Note that positive training does not use any force, fear or aversive methods to train the dog.
Most important of all, to Luke and I, was that positive training helped dogs overcome anxiety, fearful behaviors and aggression. While the other types of training including the use of shock collars, yelling or the use of force were linked to increased stress, and more anxiety. Luke and I were certainly not going to use any training method that was linked to the type of behavior we were trying to alleviate.
Knowing our path forward, we began with a positive trainer in Denver. We did weekly private sessions with Wag and Train, now called Star Dog in the Denver Area. Within one session we saw an improvement in Kirby!
Positive training taught us not only how to manage the problem (management solutions meant walking ten stories up our apartment building to avoid dogs in the elevator every time Kirby went out), but also how to train Kirby with sustained results.
Luke and I trained with Kirby every day.
We trained during the private sessions with stuffed animal dogs to mimic real dogs.
We carried treats and tennis balls all the time.
Amazingly, we managed to find ways to avoid dogs in the city and mountains until Kirby was ready.
I’m sure we looked crazy on the street pointing out dogs to Kirby at a distance and then throwing parties with praises and treats when she glanced at dog and didn’t react.

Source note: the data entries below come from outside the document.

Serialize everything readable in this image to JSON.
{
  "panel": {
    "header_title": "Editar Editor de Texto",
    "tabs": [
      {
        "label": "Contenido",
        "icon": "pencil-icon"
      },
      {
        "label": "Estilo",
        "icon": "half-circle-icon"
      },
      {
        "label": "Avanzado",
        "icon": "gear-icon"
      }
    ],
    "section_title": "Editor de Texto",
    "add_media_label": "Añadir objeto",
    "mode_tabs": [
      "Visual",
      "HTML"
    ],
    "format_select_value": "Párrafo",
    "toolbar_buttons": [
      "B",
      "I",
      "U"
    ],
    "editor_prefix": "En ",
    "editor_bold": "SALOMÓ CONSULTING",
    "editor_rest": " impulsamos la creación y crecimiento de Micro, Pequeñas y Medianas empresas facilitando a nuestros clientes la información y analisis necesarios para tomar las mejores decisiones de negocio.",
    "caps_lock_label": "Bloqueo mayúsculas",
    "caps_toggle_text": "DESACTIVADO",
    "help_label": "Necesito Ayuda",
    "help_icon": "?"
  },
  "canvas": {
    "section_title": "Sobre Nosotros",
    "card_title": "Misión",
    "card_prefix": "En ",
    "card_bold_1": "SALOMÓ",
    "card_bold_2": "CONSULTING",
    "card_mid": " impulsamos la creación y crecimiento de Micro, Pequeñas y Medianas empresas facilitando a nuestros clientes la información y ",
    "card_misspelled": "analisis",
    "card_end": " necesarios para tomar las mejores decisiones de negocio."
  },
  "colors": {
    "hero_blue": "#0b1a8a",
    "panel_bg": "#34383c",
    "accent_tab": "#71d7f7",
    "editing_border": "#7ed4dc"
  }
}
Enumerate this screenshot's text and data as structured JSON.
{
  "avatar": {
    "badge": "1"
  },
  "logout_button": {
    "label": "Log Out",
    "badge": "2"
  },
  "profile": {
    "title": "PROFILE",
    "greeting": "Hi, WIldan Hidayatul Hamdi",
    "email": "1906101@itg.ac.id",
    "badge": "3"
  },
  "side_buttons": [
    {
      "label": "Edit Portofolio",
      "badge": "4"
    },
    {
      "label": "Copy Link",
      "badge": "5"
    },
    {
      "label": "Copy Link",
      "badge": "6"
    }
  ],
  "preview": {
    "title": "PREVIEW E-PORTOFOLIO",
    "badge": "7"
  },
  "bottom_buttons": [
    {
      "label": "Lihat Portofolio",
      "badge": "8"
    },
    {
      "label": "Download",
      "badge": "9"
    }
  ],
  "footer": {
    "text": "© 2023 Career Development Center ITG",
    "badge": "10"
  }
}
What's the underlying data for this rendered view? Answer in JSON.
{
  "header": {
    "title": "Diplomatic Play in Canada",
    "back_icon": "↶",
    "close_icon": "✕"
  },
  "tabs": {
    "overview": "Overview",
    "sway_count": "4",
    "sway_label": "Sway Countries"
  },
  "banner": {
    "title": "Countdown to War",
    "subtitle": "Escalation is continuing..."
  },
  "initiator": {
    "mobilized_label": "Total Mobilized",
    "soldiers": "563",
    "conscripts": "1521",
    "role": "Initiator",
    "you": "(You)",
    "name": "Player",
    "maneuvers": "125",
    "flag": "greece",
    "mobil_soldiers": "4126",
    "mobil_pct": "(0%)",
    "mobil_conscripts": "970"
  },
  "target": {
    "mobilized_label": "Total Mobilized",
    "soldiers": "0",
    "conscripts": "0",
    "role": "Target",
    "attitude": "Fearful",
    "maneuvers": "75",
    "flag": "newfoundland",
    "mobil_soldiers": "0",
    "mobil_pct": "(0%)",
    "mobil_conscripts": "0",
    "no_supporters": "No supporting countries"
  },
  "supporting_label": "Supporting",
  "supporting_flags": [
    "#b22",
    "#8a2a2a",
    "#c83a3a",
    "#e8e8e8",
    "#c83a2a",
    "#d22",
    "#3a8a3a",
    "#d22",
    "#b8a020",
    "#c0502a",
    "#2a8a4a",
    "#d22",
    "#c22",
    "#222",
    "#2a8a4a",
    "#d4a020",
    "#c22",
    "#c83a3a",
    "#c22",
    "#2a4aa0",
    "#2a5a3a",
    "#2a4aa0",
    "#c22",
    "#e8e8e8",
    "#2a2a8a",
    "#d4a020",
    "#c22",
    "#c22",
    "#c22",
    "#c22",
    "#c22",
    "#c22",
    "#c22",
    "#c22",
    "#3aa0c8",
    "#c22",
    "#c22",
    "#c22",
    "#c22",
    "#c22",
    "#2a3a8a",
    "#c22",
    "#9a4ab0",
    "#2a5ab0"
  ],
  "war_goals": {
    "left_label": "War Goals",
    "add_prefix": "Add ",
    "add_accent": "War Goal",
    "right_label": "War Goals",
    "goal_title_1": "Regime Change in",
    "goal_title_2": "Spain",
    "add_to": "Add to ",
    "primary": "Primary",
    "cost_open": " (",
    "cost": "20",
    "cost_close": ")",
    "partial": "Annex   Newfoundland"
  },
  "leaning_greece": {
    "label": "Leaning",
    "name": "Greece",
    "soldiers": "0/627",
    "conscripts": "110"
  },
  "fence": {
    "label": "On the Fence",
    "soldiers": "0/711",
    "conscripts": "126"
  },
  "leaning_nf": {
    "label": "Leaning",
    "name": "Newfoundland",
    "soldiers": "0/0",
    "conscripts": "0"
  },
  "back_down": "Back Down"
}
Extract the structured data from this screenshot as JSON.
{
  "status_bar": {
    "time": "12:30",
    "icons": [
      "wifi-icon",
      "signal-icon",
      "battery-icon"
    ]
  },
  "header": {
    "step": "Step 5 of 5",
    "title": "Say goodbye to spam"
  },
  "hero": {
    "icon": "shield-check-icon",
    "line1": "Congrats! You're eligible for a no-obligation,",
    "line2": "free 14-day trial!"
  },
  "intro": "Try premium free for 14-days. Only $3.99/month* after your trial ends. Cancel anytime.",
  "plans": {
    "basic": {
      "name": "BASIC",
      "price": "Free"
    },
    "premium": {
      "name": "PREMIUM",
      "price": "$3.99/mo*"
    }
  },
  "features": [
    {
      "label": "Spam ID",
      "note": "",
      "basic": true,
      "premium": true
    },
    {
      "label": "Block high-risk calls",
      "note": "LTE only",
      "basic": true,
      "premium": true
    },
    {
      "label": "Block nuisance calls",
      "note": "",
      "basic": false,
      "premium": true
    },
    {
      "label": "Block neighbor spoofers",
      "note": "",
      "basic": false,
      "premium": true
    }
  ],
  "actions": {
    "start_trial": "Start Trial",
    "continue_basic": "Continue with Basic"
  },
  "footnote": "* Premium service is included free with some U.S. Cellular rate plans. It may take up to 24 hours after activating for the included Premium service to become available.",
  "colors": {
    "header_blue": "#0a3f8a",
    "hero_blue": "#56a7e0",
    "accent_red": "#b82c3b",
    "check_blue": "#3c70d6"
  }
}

Most of all, we did not push Kirby into any situation that amplified her fear. All of it paid off.
Kirby’s anxiety is under control because positive training leads to sustainable results. Kirby is now three and a half years old and still benefits from the training. We taught Kirby how to handle her anxiety, which is the true success of positive training. If we had punished Kirby for reacting our results might have been disastrous. After all, punishing a dog for displaying warning signs can actually lead to more dog bites and attacks.
Just the other day Kirby and I were walking down the street and Kirby happily passed within ten feet of a dog. I smiled to myself knowing that I had made the right choice with positive training. I have my happy family back.
Kristen Renaud, JD/MBA, is a graduate of the Victoria Stilwell Academy’s Online Dog Trainer Course. She believes in positive, force free training to create a thriving team between you and your dog. After several years as a Management Consultant, Kristen realized she could combine her passion for problem solving and consulting with her love of dogs.
Kristen founded Kirby’s Canine Academy in 2019. Kirby’s Canine Academy strives to work with each individual dog and guardian to create a truly sustainable approach to your dog training needs, helping you enjoy your dog for life. Kristen currently lives in Portland, Maine with her husband Luke, dog Kirby, and two cats, Diggs and Ollivander.